The Amsterdam District Court adjourned the trial [prosecution materials, in Dutch] of right-wing Dutch politician Geert Wilders [personal website; JURIST news archive] Monday after a lawyer for Wilders accused a judge of bias. After Wilders, on trial for making inflammatory statements against Islam, said he would not speak at his trial, a judge commented that Wilders seems frequently to avoid discussion of his positions. A lawyer for Wilders argued that this comment indicated the judge was biased [Bloomberg report], and the court agreed to suspend the trial and consider appointing a new panel. Wilders, whose trial began Monday [AP report], frequently calls Islam "fascist," has compared the Quran to Adolf Hitler's Mein Kampf and advocates barring Muslims from immigrating to the Netherlands. The court will announce Tuesday whether it will appoint a new panel of judges.

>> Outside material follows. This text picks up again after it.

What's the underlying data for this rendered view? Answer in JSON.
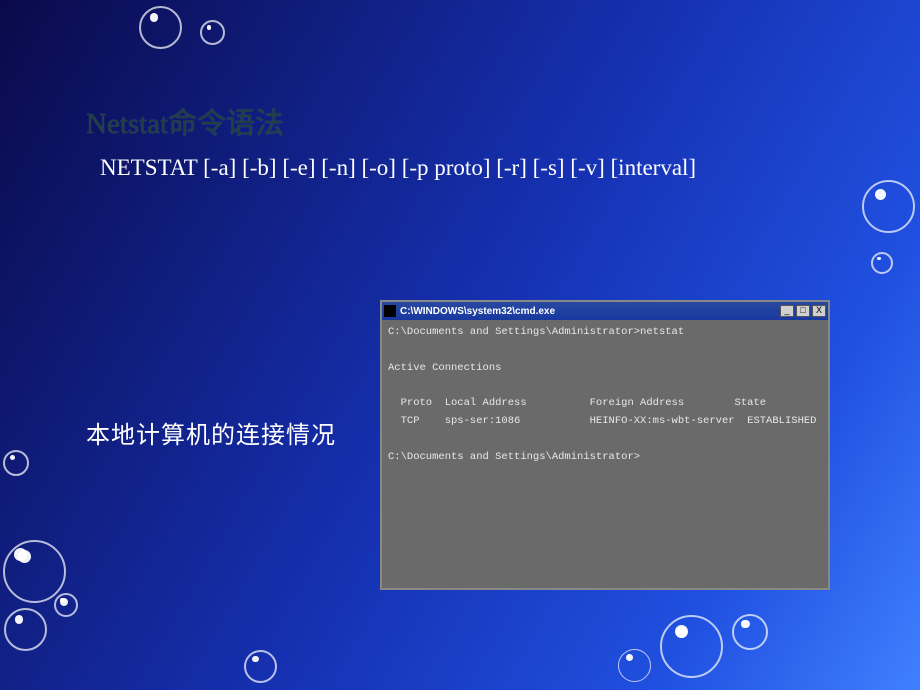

Last week, Wilders announced [JURIST report] that the Dutch government will attempt to ban the burqa [JURIST news archive] and other full Islamic veils to secure the support of Wilders' Freedom Party [party website, in Dutch] in forming a coalition government. An Amsterdam trial court ruled in February held that it had jurisdiction to try Wilders for anti-Islamic statements. The court rejected [JURIST report] Wilders' claim that he should be tried by the Supreme Court as a member of parliament, finding that his alleged crime was committed outside his capacity as an MP. Last year, the Public Prosecution Service (OM) [official website, in Dutch] announced that they would prosecute Wilders following a January 2009 court order [press releases, in Dutch] by the Amsterdam Court of Appeals. This decision came after the OM announced in June 2008 that it would not prosecute Wilders [JURIST report]. Much of the controversy stems from Wilders' 15-minute film, Fitna, which shows images of the Quran alongside images of violence and says democratic values are threatened by the increasing number of Muslims in Europe. UN Secretary General Ban Ki-moon called the film "offensively anti-Islamic" [JURIST report] after its release. In February 2008, Pakistan blocked access to YouTube's website because it had posted a movie trailer for Wilders' film, but access was restored [JURIST reports] several days later. Indonesia followed suit [JURIST report] in April 2008. The same month, a district court in the Netherlands rejected [JURIST report] a bid by the Dutch Islamic Federation to block Wilders' anti-Quran statements, saying that his comments are protected by the right of free expression and do not constitute speech that incites hate or violence.